__Problem requirements__: Read through the listing below, and copy every line where the string "duration" appears.

########################################

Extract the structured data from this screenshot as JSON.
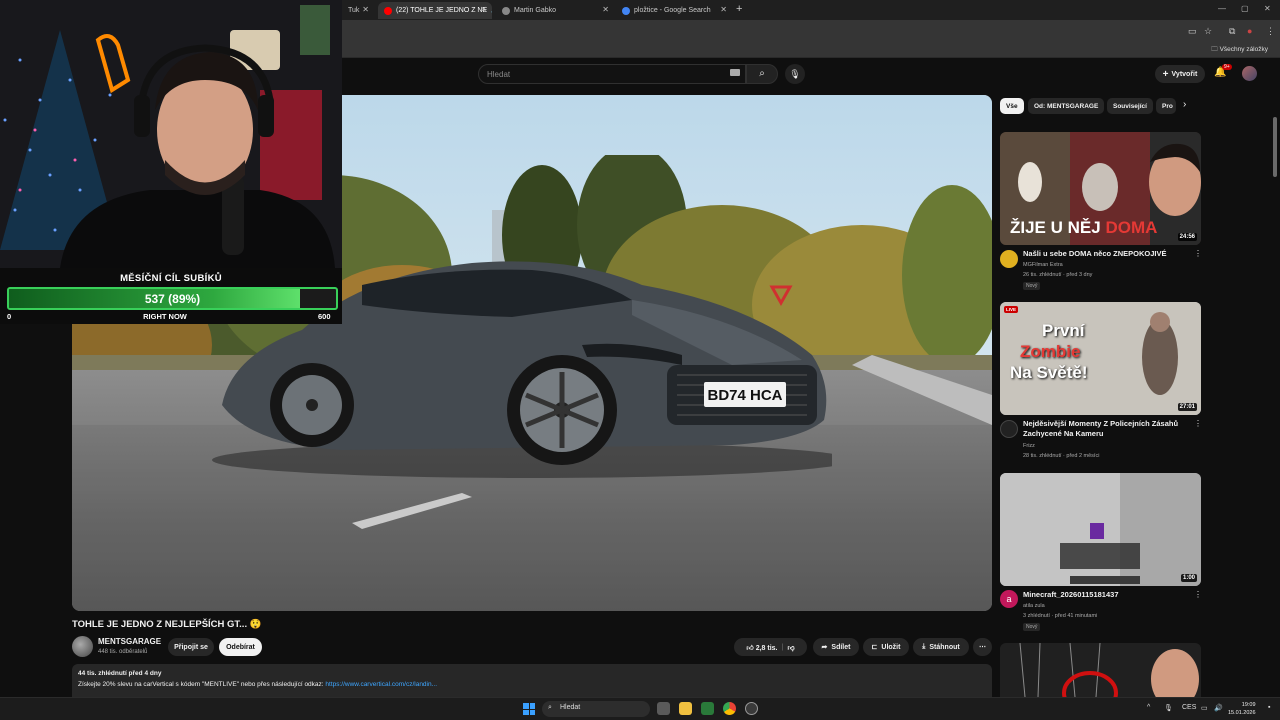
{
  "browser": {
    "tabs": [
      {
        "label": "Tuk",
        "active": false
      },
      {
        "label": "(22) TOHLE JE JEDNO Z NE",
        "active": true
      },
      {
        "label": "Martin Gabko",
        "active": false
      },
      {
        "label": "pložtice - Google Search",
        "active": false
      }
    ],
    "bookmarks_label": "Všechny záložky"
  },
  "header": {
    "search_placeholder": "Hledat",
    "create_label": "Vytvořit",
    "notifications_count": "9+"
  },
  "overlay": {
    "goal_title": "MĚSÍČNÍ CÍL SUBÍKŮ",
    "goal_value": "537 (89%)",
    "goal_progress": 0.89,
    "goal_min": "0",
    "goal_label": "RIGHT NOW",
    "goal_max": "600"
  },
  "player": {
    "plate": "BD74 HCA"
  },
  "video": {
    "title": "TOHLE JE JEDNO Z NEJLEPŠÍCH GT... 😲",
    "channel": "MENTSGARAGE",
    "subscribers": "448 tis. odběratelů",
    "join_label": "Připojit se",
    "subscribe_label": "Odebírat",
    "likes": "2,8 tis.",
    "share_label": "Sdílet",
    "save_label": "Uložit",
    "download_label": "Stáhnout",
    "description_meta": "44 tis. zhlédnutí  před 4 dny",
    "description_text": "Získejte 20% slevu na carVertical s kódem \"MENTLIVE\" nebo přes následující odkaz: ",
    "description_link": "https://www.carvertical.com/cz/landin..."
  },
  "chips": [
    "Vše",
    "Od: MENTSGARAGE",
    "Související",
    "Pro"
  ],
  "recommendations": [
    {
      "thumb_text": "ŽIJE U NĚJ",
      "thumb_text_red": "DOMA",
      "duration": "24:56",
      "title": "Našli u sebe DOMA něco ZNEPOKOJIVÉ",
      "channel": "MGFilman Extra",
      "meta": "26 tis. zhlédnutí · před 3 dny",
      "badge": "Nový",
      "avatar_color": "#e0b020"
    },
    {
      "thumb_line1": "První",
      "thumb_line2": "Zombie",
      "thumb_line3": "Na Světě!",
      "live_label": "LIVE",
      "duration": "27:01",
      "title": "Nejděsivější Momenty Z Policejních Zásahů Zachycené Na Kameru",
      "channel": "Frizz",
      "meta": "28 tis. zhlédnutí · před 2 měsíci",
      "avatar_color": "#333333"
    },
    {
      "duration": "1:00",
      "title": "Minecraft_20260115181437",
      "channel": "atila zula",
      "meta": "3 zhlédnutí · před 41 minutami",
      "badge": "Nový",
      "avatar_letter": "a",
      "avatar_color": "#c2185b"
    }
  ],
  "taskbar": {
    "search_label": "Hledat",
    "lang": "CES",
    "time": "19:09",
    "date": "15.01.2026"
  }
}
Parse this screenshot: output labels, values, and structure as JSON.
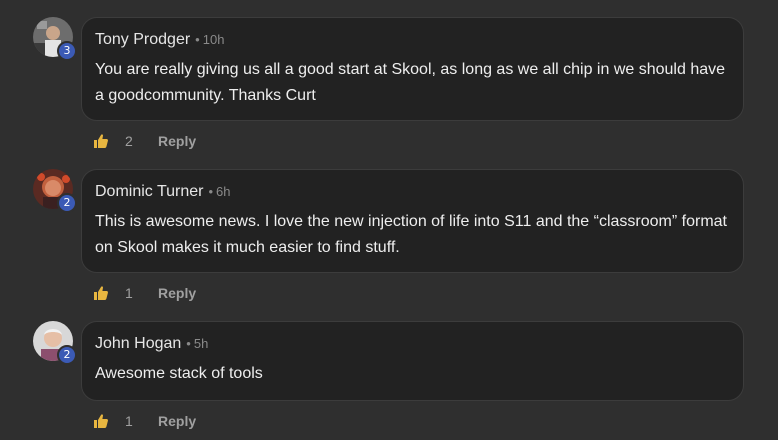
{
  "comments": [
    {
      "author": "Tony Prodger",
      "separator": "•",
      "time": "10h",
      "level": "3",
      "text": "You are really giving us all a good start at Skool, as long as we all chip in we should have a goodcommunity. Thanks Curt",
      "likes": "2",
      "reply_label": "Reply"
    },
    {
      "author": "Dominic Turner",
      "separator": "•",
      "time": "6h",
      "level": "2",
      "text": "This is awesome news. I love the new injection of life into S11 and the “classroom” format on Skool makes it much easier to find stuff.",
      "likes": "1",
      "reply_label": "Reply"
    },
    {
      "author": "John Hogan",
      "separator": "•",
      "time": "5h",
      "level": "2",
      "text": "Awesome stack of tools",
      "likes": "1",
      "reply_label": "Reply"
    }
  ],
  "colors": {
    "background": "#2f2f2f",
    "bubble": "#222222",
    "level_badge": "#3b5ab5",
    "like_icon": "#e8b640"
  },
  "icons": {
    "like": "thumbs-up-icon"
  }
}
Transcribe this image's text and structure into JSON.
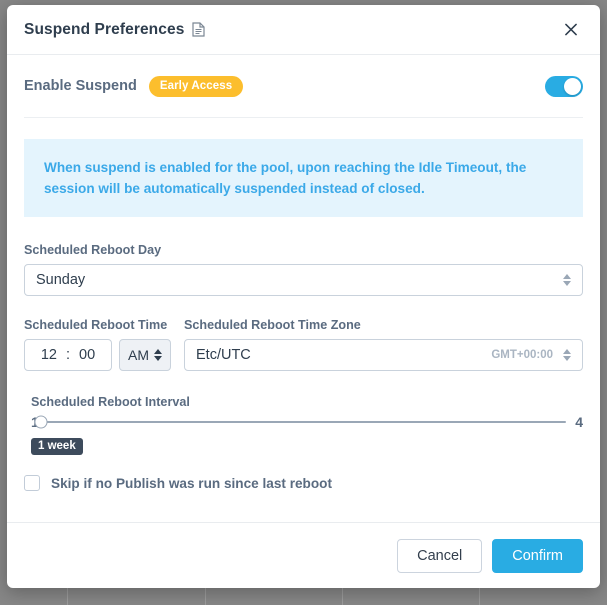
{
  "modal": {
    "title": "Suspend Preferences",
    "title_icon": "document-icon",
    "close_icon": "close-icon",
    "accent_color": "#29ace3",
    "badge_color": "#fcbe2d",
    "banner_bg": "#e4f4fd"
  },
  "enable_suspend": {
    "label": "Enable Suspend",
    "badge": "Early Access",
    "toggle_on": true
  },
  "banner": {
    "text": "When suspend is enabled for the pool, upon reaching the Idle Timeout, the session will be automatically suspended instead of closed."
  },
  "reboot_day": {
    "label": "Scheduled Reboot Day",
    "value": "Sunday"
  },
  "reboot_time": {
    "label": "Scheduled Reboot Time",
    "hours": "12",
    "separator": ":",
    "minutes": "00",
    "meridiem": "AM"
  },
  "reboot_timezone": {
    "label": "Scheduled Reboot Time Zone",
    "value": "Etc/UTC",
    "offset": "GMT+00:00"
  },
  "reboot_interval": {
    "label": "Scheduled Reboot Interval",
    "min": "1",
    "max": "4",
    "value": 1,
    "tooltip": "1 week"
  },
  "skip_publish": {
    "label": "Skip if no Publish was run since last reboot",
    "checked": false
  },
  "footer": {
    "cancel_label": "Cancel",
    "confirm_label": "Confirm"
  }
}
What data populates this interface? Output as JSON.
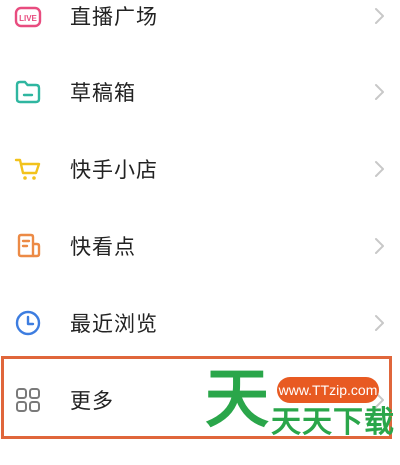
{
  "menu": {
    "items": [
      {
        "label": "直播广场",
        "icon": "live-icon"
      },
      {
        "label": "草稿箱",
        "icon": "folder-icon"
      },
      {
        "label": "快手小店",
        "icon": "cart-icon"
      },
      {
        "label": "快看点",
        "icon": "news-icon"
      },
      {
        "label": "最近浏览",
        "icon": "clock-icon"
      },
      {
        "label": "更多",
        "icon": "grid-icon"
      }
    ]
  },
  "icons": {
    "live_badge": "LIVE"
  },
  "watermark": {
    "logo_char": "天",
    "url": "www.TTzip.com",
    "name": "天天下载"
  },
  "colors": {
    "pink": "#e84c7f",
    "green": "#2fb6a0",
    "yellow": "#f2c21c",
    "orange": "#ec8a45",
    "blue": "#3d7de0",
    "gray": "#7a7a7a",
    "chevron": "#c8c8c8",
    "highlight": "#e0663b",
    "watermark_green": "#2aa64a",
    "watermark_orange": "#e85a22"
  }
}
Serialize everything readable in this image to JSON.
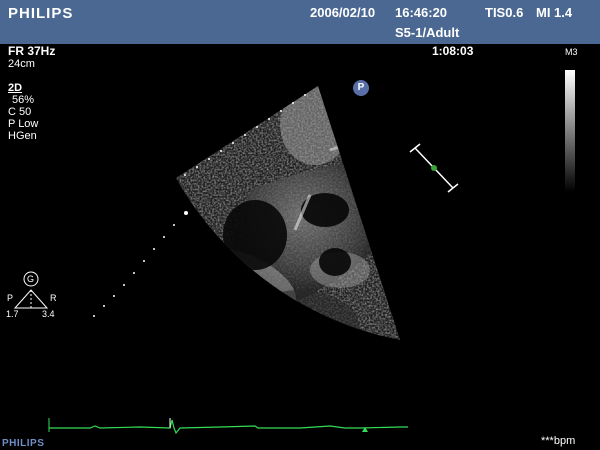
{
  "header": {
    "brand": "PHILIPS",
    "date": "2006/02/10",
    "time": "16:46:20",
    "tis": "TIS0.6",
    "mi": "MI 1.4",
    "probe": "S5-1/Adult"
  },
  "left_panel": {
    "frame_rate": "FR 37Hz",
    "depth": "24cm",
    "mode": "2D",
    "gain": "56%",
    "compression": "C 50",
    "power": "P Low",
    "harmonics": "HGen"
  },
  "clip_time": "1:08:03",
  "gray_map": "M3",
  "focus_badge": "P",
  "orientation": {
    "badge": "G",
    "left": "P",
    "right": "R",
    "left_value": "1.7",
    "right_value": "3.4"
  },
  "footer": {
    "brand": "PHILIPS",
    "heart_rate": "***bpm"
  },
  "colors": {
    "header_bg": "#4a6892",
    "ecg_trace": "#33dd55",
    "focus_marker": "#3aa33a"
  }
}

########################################

__Solution__:
      "duration": "24:56",
      "duration": "27:01",
      "duration": "1:00",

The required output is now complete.